■ What is needed ■
Reproduce every line below exactly as written; do not include the images.

■ Entries from a dataset of interfaces ■
========

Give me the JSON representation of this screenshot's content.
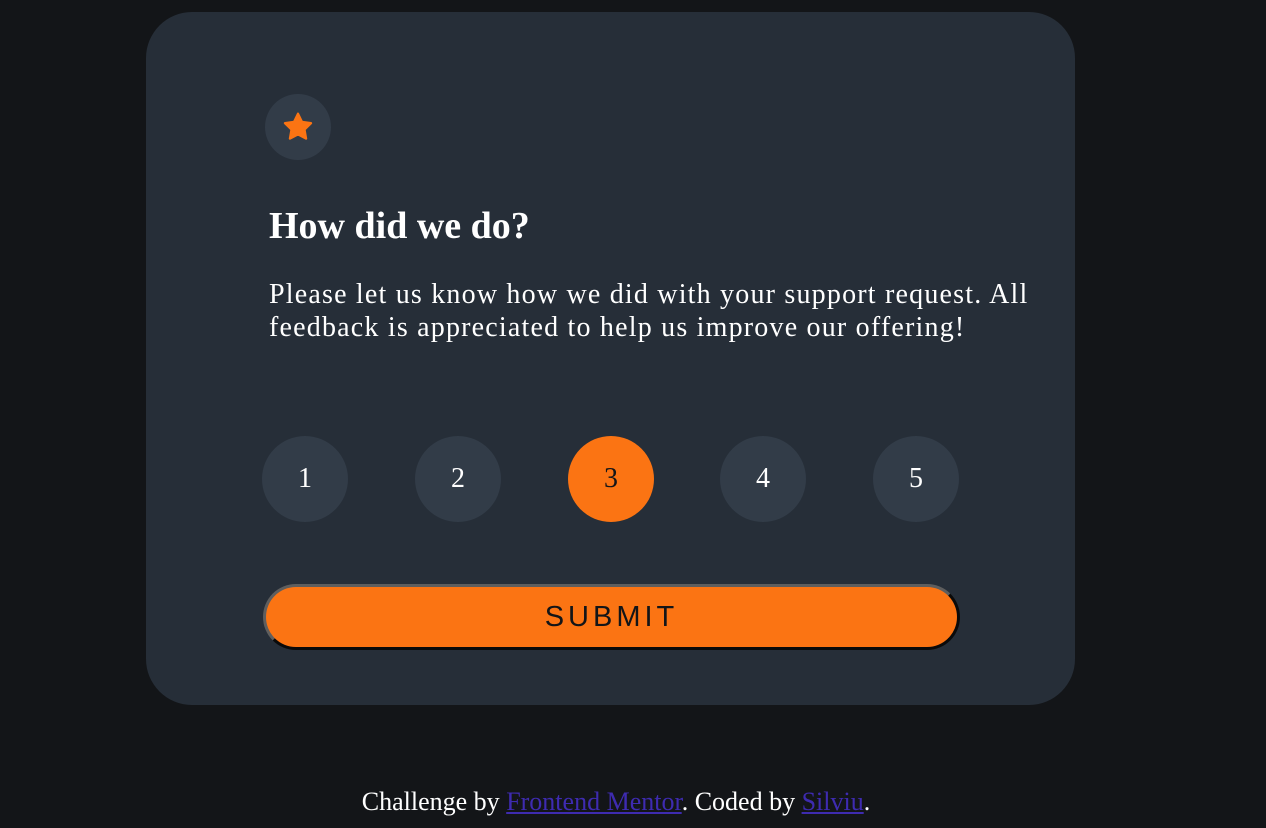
{
  "card": {
    "icon": "star-icon",
    "title": "How did we do?",
    "description": "Please let us know how we did with your support request. All feedback is appreciated to help us improve our offering!",
    "ratings": [
      {
        "label": "1",
        "selected": false
      },
      {
        "label": "2",
        "selected": false
      },
      {
        "label": "3",
        "selected": true
      },
      {
        "label": "4",
        "selected": false
      },
      {
        "label": "5",
        "selected": false
      }
    ],
    "submit_label": "SUBMIT"
  },
  "footer": {
    "prefix": "Challenge by ",
    "link1": "Frontend Mentor",
    "middle": ". Coded by ",
    "link2": "Silviu",
    "suffix": "."
  },
  "colors": {
    "page_bg": "#131518",
    "card_bg": "#262e38",
    "circle_bg": "#323c48",
    "accent": "#fb7413",
    "link": "#3e2bb0"
  }
}
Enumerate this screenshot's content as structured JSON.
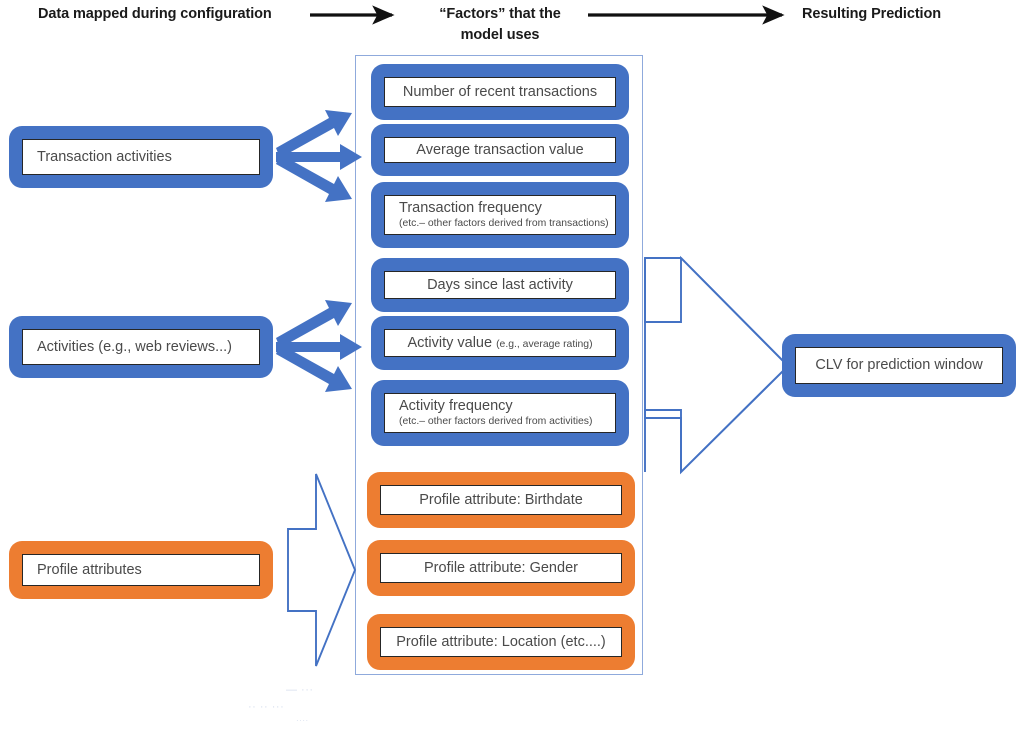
{
  "header": {
    "left_label": "Data mapped during configuration",
    "middle_label": "“Factors” that the\nmodel uses",
    "middle_label_line1": "“Factors” that the",
    "middle_label_line2": "model uses",
    "right_label": "Resulting Prediction",
    "arrow1_name": "header-arrow-left",
    "arrow2_name": "header-arrow-right"
  },
  "colors": {
    "blue": "#4472C4",
    "orange": "#ED7D31",
    "container_border": "#8FAADC",
    "plate_border": "#262626",
    "text": "#4a4a4a",
    "header_text": "#1a1a1a"
  },
  "inputs": [
    {
      "label": "Transaction activities",
      "color": "blue"
    },
    {
      "label": "Activities (e.g., web reviews...)",
      "color": "blue"
    },
    {
      "label": "Profile attributes",
      "color": "orange"
    }
  ],
  "factors": [
    {
      "label": "Number of recent transactions",
      "sub": "",
      "color": "blue",
      "align": "center"
    },
    {
      "label": "Average transaction value",
      "sub": "",
      "color": "blue",
      "align": "center"
    },
    {
      "label": "Transaction frequency",
      "sub": "(etc.– other factors derived from transactions)",
      "color": "blue",
      "align": "left"
    },
    {
      "label": "Days since last activity",
      "sub": "",
      "color": "blue",
      "align": "center"
    },
    {
      "label": "Activity value",
      "inline_sub": "(e.g., average rating)",
      "sub": "",
      "color": "blue",
      "align": "center"
    },
    {
      "label": "Activity frequency",
      "sub": "(etc.– other factors derived from activities)",
      "color": "blue",
      "align": "left"
    },
    {
      "label": "Profile attribute: Birthdate",
      "sub": "",
      "color": "orange",
      "align": "center"
    },
    {
      "label": "Profile attribute: Gender",
      "sub": "",
      "color": "orange",
      "align": "center"
    },
    {
      "label": "Profile attribute: Location (etc....)",
      "sub": "",
      "color": "orange",
      "align": "center"
    }
  ],
  "output": {
    "label": "CLV for prediction window",
    "color": "blue"
  },
  "connectors": {
    "transaction_fan_name": "transaction-arrow-fan",
    "activity_fan_name": "activity-arrow-fan",
    "profile_block_arrow_name": "profile-block-arrow",
    "prediction_block_arrow_name": "prediction-block-arrow"
  },
  "artifact": {
    "line1": "— ···",
    "line2": "·· ·· ···",
    "line3": "····"
  }
}
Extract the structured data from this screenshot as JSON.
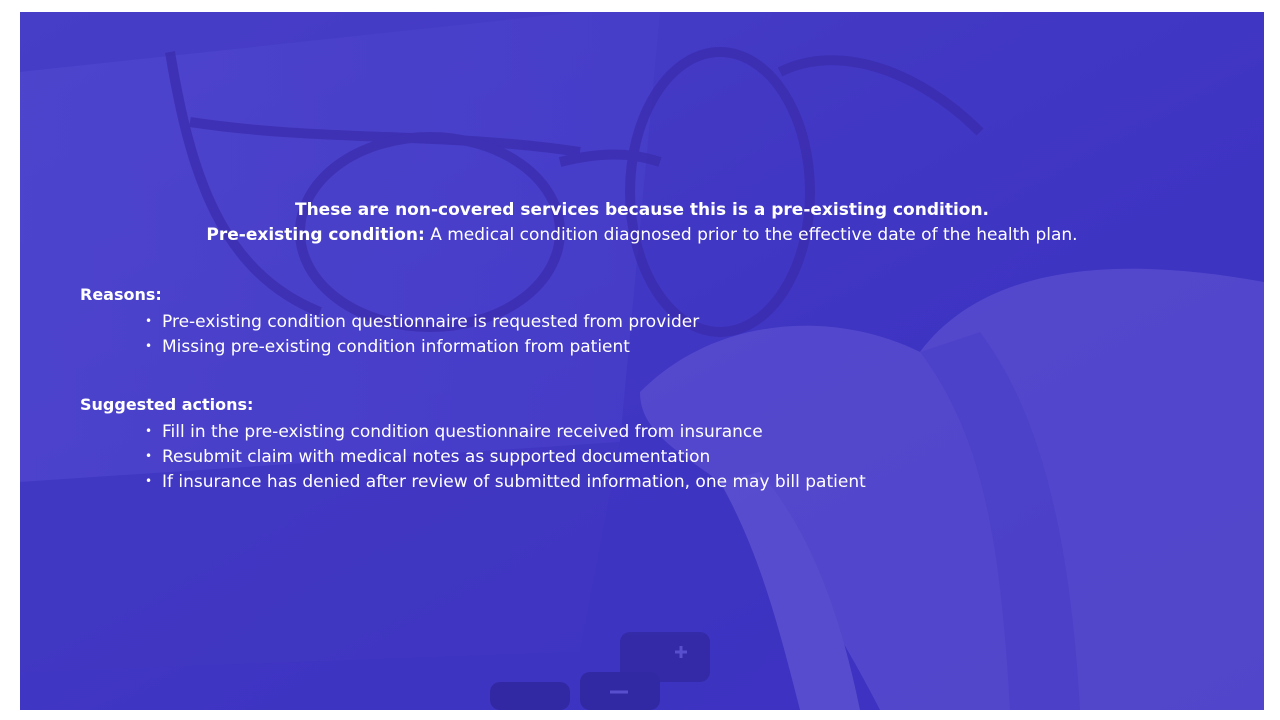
{
  "heading": {
    "line1": "These are non-covered services because this is a pre-existing condition.",
    "term": "Pre-existing condition:",
    "definition": " A medical condition diagnosed prior to the effective date of the health plan."
  },
  "reasons": {
    "title": "Reasons:",
    "items": [
      "Pre-existing condition questionnaire is requested from provider",
      "Missing pre-existing condition information from patient"
    ]
  },
  "suggested_actions": {
    "title": "Suggested actions:",
    "items": [
      "Fill in the pre-existing condition questionnaire received from insurance",
      "Resubmit claim with medical notes as supported documentation",
      "If insurance has denied after review of submitted information, one may bill patient"
    ]
  },
  "colors": {
    "overlay": "#3f35c4",
    "text": "#ffffff"
  }
}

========

■ Solution for this problem ■
Give me the JSON representation of this screenshot's content.
{
  "card": {
    "icon": "star-icon",
    "title": "How did we do?",
    "description": "Please let us know how we did with your support request. All feedback is appreciated to help us improve our offering!",
    "ratings": [
      {
        "label": "1",
        "selected": false
      },
      {
        "label": "2",
        "selected": false
      },
      {
        "label": "3",
        "selected": true
      },
      {
        "label": "4",
        "selected": false
      },
      {
        "label": "5",
        "selected": false
      }
    ],
    "submit_label": "SUBMIT"
  },
  "footer": {
    "prefix": "Challenge by ",
    "link1": "Frontend Mentor",
    "middle": ". Coded by ",
    "link2": "Silviu",
    "suffix": "."
  },
  "colors": {
    "page_bg": "#131518",
    "card_bg": "#262e38",
    "circle_bg": "#323c48",
    "accent": "#fb7413",
    "link": "#3e2bb0"
  }
}
Enumerate this screenshot's content as structured JSON.
{
  "header": {
    "left_label": "Data mapped during configuration",
    "middle_label": "“Factors” that the\nmodel uses",
    "middle_label_line1": "“Factors” that the",
    "middle_label_line2": "model uses",
    "right_label": "Resulting Prediction",
    "arrow1_name": "header-arrow-left",
    "arrow2_name": "header-arrow-right"
  },
  "colors": {
    "blue": "#4472C4",
    "orange": "#ED7D31",
    "container_border": "#8FAADC",
    "plate_border": "#262626",
    "text": "#4a4a4a",
    "header_text": "#1a1a1a"
  },
  "inputs": [
    {
      "label": "Transaction activities",
      "color": "blue"
    },
    {
      "label": "Activities (e.g., web reviews...)",
      "color": "blue"
    },
    {
      "label": "Profile attributes",
      "color": "orange"
    }
  ],
  "factors": [
    {
      "label": "Number of recent transactions",
      "sub": "",
      "color": "blue",
      "align": "center"
    },
    {
      "label": "Average transaction value",
      "sub": "",
      "color": "blue",
      "align": "center"
    },
    {
      "label": "Transaction frequency",
      "sub": "(etc.– other factors derived from transactions)",
      "color": "blue",
      "align": "left"
    },
    {
      "label": "Days since last activity",
      "sub": "",
      "color": "blue",
      "align": "center"
    },
    {
      "label": "Activity value",
      "inline_sub": "(e.g., average rating)",
      "sub": "",
      "color": "blue",
      "align": "center"
    },
    {
      "label": "Activity frequency",
      "sub": "(etc.– other factors derived from activities)",
      "color": "blue",
      "align": "left"
    },
    {
      "label": "Profile attribute: Birthdate",
      "sub": "",
      "color": "orange",
      "align": "center"
    },
    {
      "label": "Profile attribute: Gender",
      "sub": "",
      "color": "orange",
      "align": "center"
    },
    {
      "label": "Profile attribute: Location (etc....)",
      "sub": "",
      "color": "orange",
      "align": "center"
    }
  ],
  "output": {
    "label": "CLV for prediction window",
    "color": "blue"
  },
  "connectors": {
    "transaction_fan_name": "transaction-arrow-fan",
    "activity_fan_name": "activity-arrow-fan",
    "profile_block_arrow_name": "profile-block-arrow",
    "prediction_block_arrow_name": "prediction-block-arrow"
  },
  "artifact": {
    "line1": "— ···",
    "line2": "·· ·· ···",
    "line3": "····"
  }
}
Extract the structured data from this screenshot as JSON.
{
  "heading": {
    "line1": "These are non-covered services because this is a pre-existing condition.",
    "term": "Pre-existing condition:",
    "definition": " A medical condition diagnosed prior to the effective date of the health plan."
  },
  "reasons": {
    "title": "Reasons:",
    "items": [
      "Pre-existing condition questionnaire is requested from provider",
      "Missing pre-existing condition information from patient"
    ]
  },
  "suggested_actions": {
    "title": "Suggested actions:",
    "items": [
      "Fill in the pre-existing condition questionnaire received from insurance",
      "Resubmit claim with medical notes as supported documentation",
      "If insurance has denied after review of submitted information, one may bill patient"
    ]
  },
  "colors": {
    "overlay": "#3f35c4",
    "text": "#ffffff"
  }
}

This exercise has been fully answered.